The issue of how to define religion came to the forefront of the news in Clay County, Minnesota, Sunday, where a new $20 fee was instituted for all filing of ordination credentials with the county. While the new fee reverses the long-established trend of charging no fee for the filing of ordination credentials, the action refrains from constraining the definition of eligible religions to mainline Christian traditions, reflecting protections granted by the First Amendment.
While this move is good news for those of us who invoke the First Amendment in defending freedom of and from religion, it illustrates the controversial status of many minority religions as well as the potential of an unconstitutional bias towards mainline churches which squeezes smaller religions out of the picture. Clearly, many of the laws which govern the United States are not in place to cater to the majority, but rather to protect the minority in affairs which do not involve the majority, and this fact is what stirs the ire in many critics of minority-faith clergy, including atheists, who get the go-ahead to file their ordination credentials.
The controversial nature of clergy from myriad faiths filing their credentials alongside Catholics and Protestants is highlighted by the fact that Clay County Recorder Bonnie Rehder was forced to pose the rhetorical question, “Who are we to say which religion is legitimate and which one isn’t?” according to Dave Olson of INFORUM. The objections many mainline churches have towards these credential filings reflect an apprehension over the ease and accessibility of the ordination process in the associated churches. As Olson reports, “In 2009, about a dozen people filed credentials that appeared to come from Web sites like the one maintained by the Universal Life Church of California, which issues credentials after asking for a minimum of information from would-be ministers.” Clergy belonging to mainline churches might understandably feel offended by Clay County honoring these easily-obtained credentials, considering the long and arduous academic work such clergy take on in their own churches to qualify as a legally ordained minister. However, the First Amendment does not define a religion as an organization in which prospective ministers must undergo rigorous academic training to earn their ordination credential.
Indeed, the definition of a valid, qualifying organization whose clergy apply to have their credentials filed is rather murky and amorphous. As Olson reports, “Rehder said workers [who file credentials in Clay County or anywhere else] have no means of challenging the legitimacy of someone’s religion, a term whose meaning, she said, is hard to pin down”. But perhaps such amorphousness in the definition of religion allows traditionally overlooked or marginalized groups the legal right to do ministerial work, as perform wedding ceremonies, for those who reject mainline churches and their doctrines.

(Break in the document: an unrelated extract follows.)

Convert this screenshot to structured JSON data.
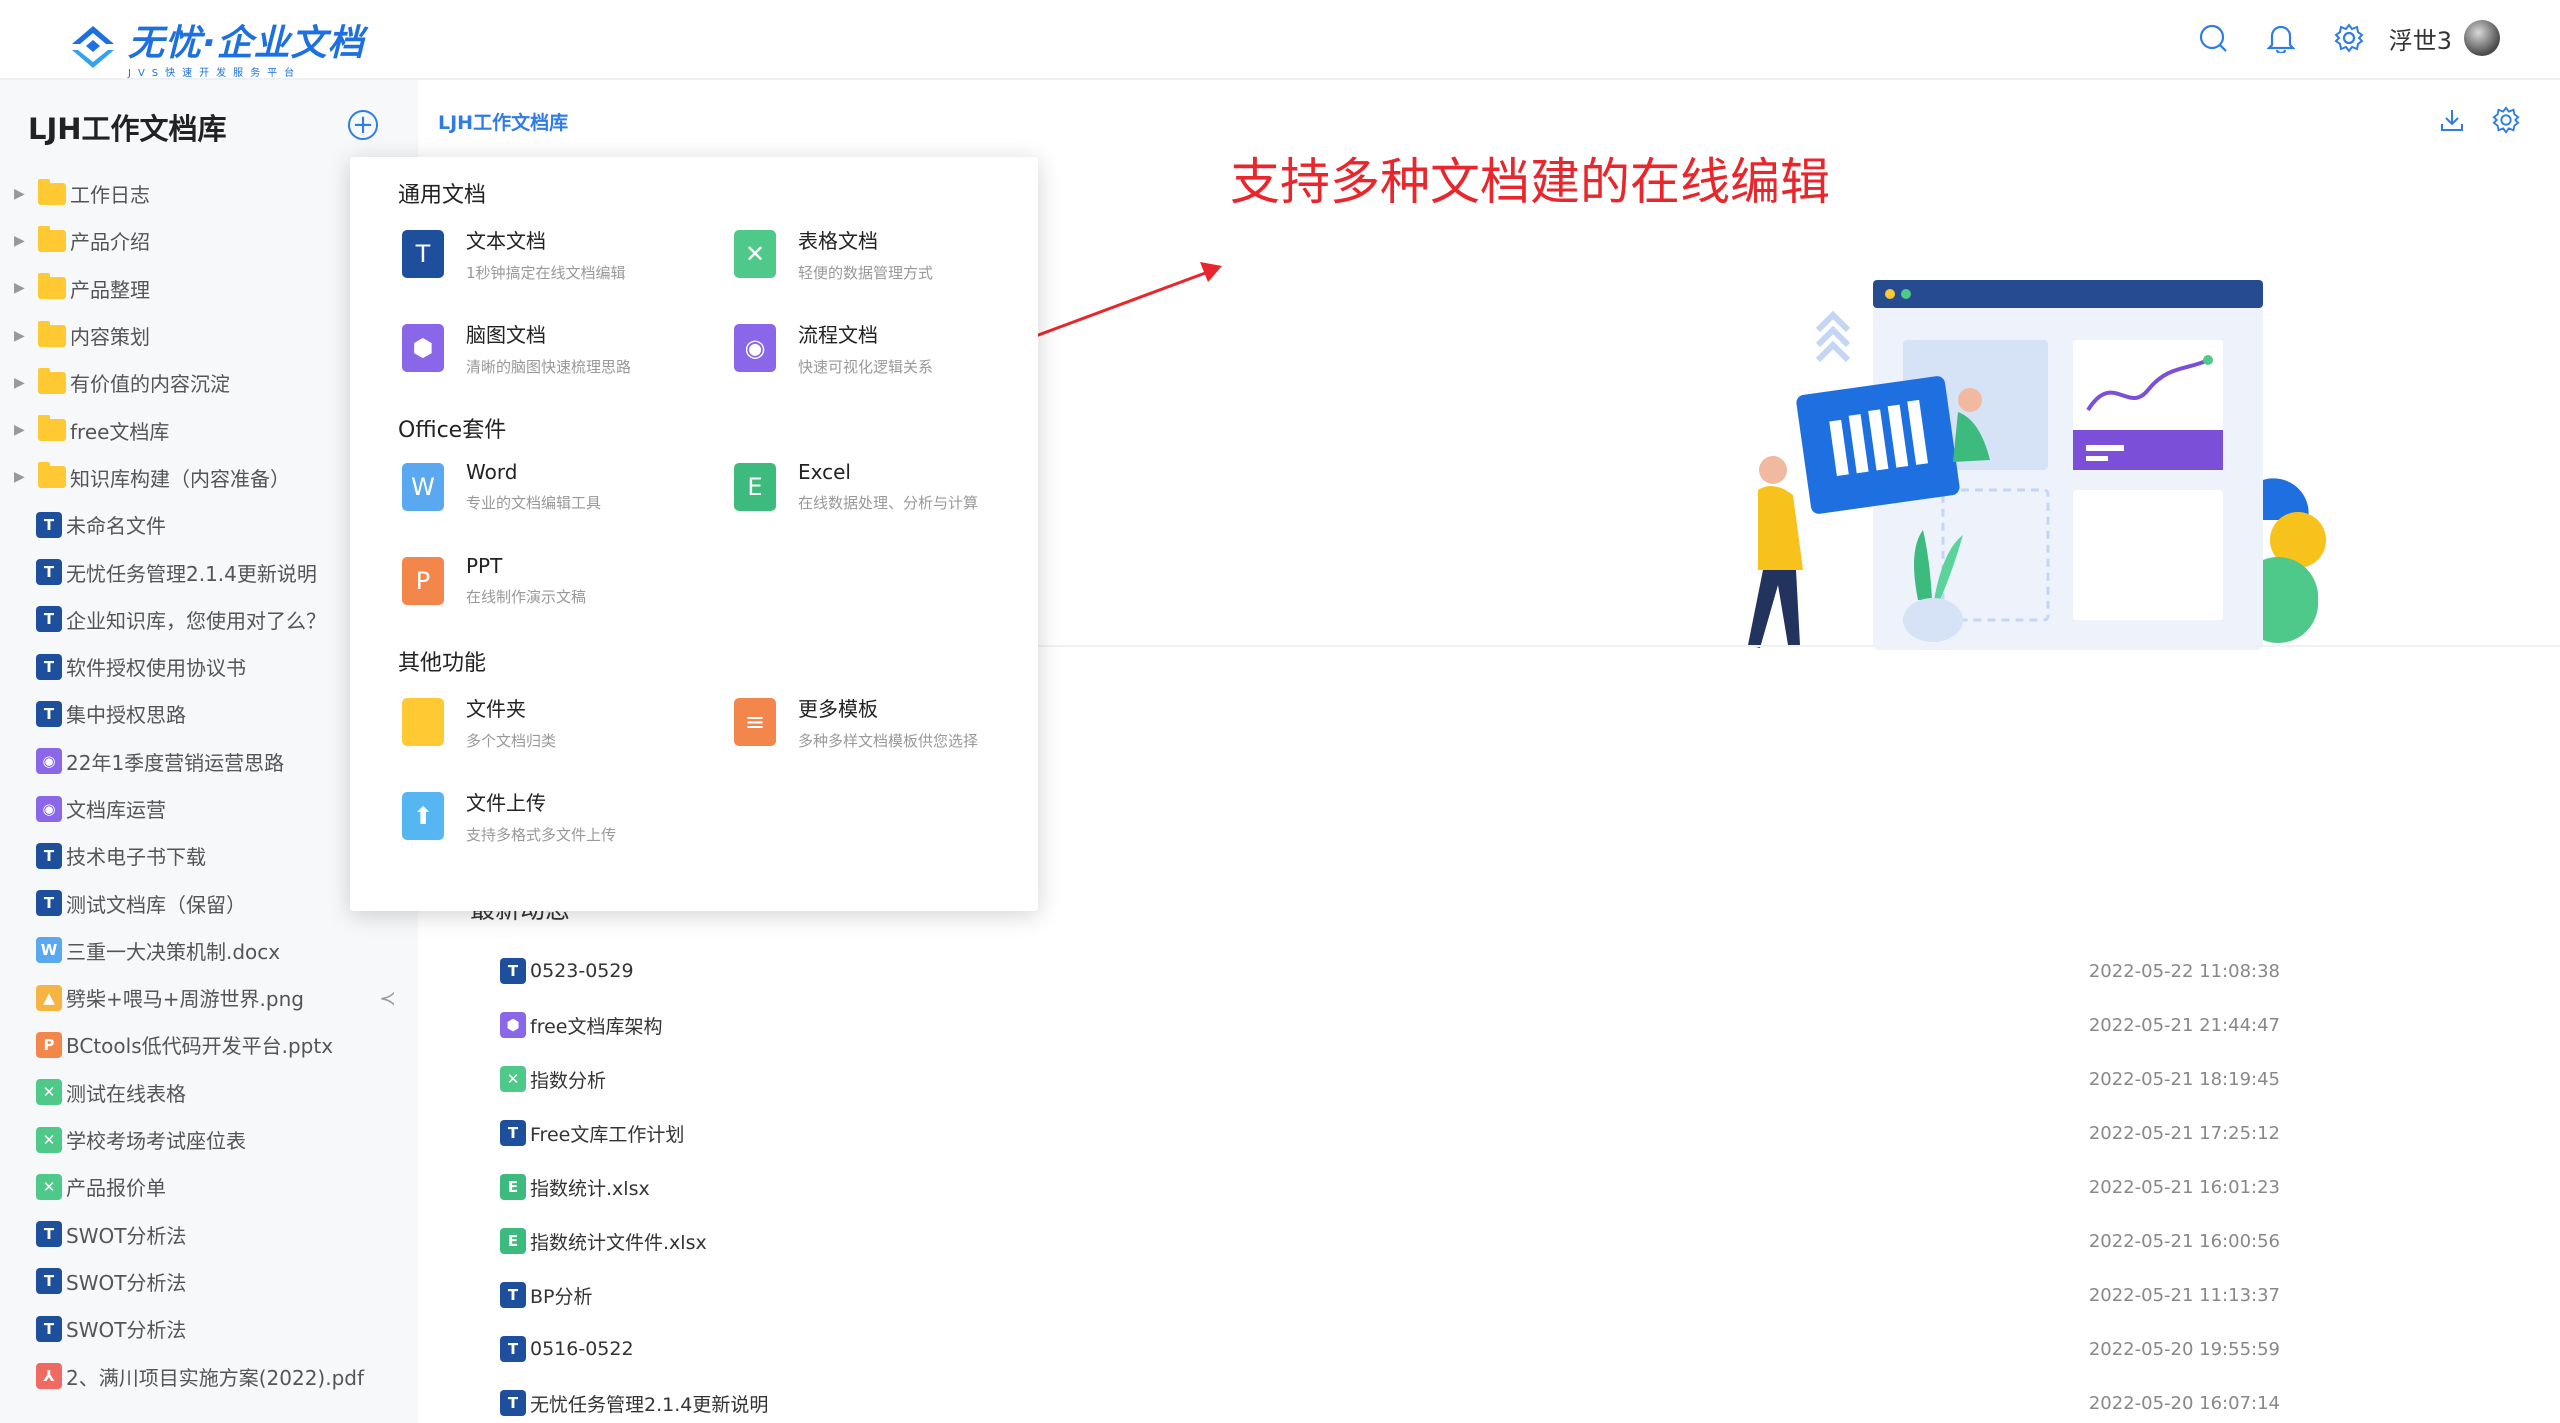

One example is that of Charles Kesler, an atheist who filed his credential from the Universal Life Church Web site with Clay County. “My main motivation”, Olson reports Kesler as saying, “was friends and associates that wanted to get married, but don’t really follow the Roman Catholic or Christian ways”. Atheists such as Kesler merely seek the right to perform wedding ceremonies through a non-denominational religion, which, of course, the United States federal government cannot invalidate without violating the religious neutrality dictated by the First Amendment.
Even if Kesler did not go through Universal Life Church to obtain his ordination credential, atheism itself may qualify as a religion anyway: as David Rosman suggests in his column in the Columbia Missourian, atheism is ” a theological, philosophical, anthropological, sociological, and psychological phenomenon of human kind”, meeting the criterion of religion formulated by religious philosopher and blogger Kile Jones. Thus, any jurisdiction, and not just the tiny county of Clay, would have to recognize an ordination credential from an atheist organization as well as, for example, an evangelical Christian one.
It is a relief that we still have the First Amendment in place to settle this potential problem for us once and for all. Being a non-denominational and ecumenical church, Universal Life Church Monastery understands the rights of ordained ministers to perform their work regardless of which religion they subscribe to. The fact that non-traditional ordination still ruffles the feathers of more conservative churches forces us to maintain vigilantly that every church has the right to recognize its ministers as it chooses, and that such individuals qualify equally with any other to perform legally the rites of his or her church.